There are more and more European families in which the moment arrives when an insistent relative is no longer told with irritation —“You asked that same thing an hour ago!”—, because it becomes evident that repetitions are the dawn of a process of cognitive deterioration. The aging of the population is a problem with global features —as a recent UN report warned, which projects that the number of people over 65 years of age in the world will double by 2050, reaching a quota of 1,600 million—, but Europe has a particularly high proportion of older people. The continent is now facing urgent crises —from the war in Ukraine to the loss of purchasing power— and strategic challenges —from the green transition to the digital one—, but one cannot lose sight of the necessary effort of societies to adapt to the demographic challenge, which involves areas as broad as migration, health, sustainability of pensions or dependency policies.
Nor should the risks associated with a potential cognitive impairment of another type be neglected, transcending its medical definition, in a sociological interpretation key.
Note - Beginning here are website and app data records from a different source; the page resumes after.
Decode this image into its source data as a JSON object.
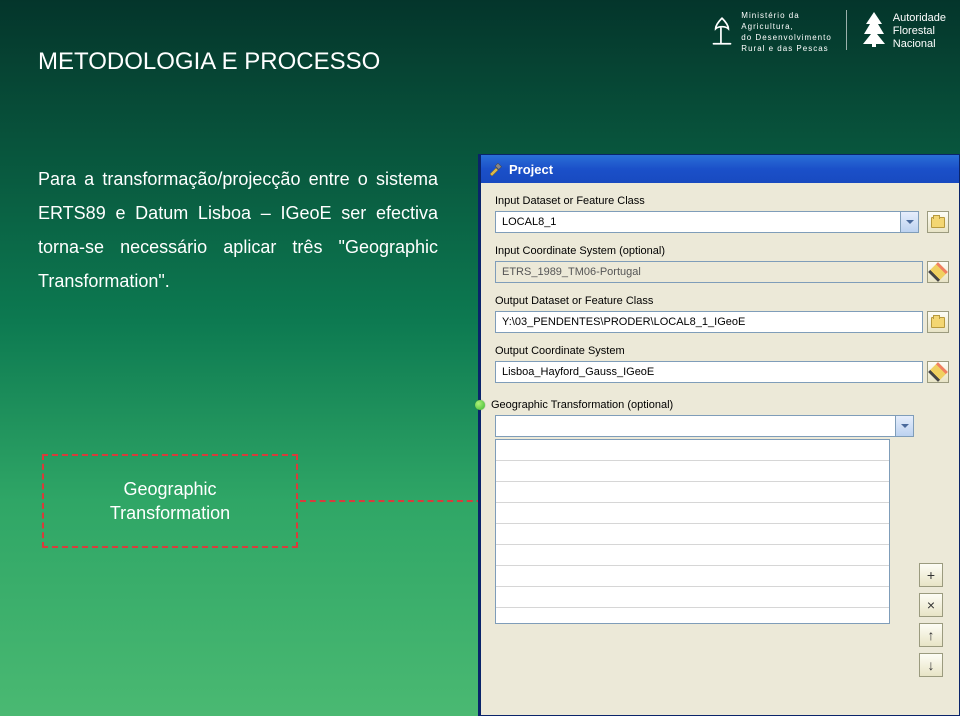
{
  "header": {
    "ministry_lines": [
      "Ministério da",
      "Agricultura,",
      "do Desenvolvimento",
      "Rural e das Pescas"
    ],
    "afn_lines": [
      "Autoridade",
      "Florestal",
      "Nacional"
    ]
  },
  "slide": {
    "title": "METODOLOGIA E PROCESSO",
    "body": "Para a transformação/projecção entre o sistema ERTS89 e Datum Lisboa – IGeoE ser efectiva torna-se necessário aplicar três \"Geographic Transformation\"."
  },
  "callout": {
    "line1": "Geographic",
    "line2": "Transformation"
  },
  "dialog": {
    "title": "Project",
    "fields": {
      "input_dataset": {
        "label": "Input Dataset or Feature Class",
        "value": "LOCAL8_1"
      },
      "input_cs": {
        "label": "Input Coordinate System (optional)",
        "value": "ETRS_1989_TM06-Portugal"
      },
      "output_dataset": {
        "label": "Output Dataset or Feature Class",
        "value": "Y:\\03_PENDENTES\\PRODER\\LOCAL8_1_IGeoE"
      },
      "output_cs": {
        "label": "Output Coordinate System",
        "value": "Lisboa_Hayford_Gauss_IGeoE"
      },
      "geo_trans": {
        "label": "Geographic Transformation (optional)",
        "value": ""
      }
    },
    "side_buttons": [
      "+",
      "×",
      "↑",
      "↓"
    ]
  }
}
There are no reasons to succumb to pessimism, but there are reasons to pay close attention —and react appropriately— to the effect that the new technological contexts have on the intellectual development of the new generations. How does the change in reading and reflection habits induced by the abundance of stimuli, by the mastery of short-distance messages, by the imposition of a lifestyle that is not prone to concentration influence? How could the affirmation of artificial intelligence technologies that brilliantly solve writing tasks influence, further shrinking the space for an activity of notable importance in the intellectual formation of the leaders of a society? You should look closely. This means not only studying it scientifically, but also that politicians and professionals from key sectors pay maximum attention to the results, in order to take advantage of the potential of new advances and reduce their counterproductive effects by adapting, for example, educational systems.
Likewise, there are no reasons to succumb to pessimism, but there are arguments to pay close attention to the effect that the new contexts of social and media platforms produce on the formation of citizen consciousness and the participation of individuals in the public sphere. Jurgen Habermas devoted an interesting academic article published last year to these issues, among others (Reflections and hypotheses on a further structural transformation of the public political sphere). How does the emergence of spaces —with addictive traits— affect people’s ability to analyze where an enormous mass of uncontrolled information/opinion flows, without professional filters? What kind of editorial responsibilities should be asked of the platforms that, through the content they disseminate, contribute so profoundly to expressing the point of view, and even the form lieof so many people? There is this, and much more.
It will be good, then, to pay attention to the scourge of cognitive impairment of a medical nature that affects the elderly; and also to the risks of cognitive deterioration of another kind that threaten the youngest, and those in the middle. No pessimism, but neither indolence or naivety.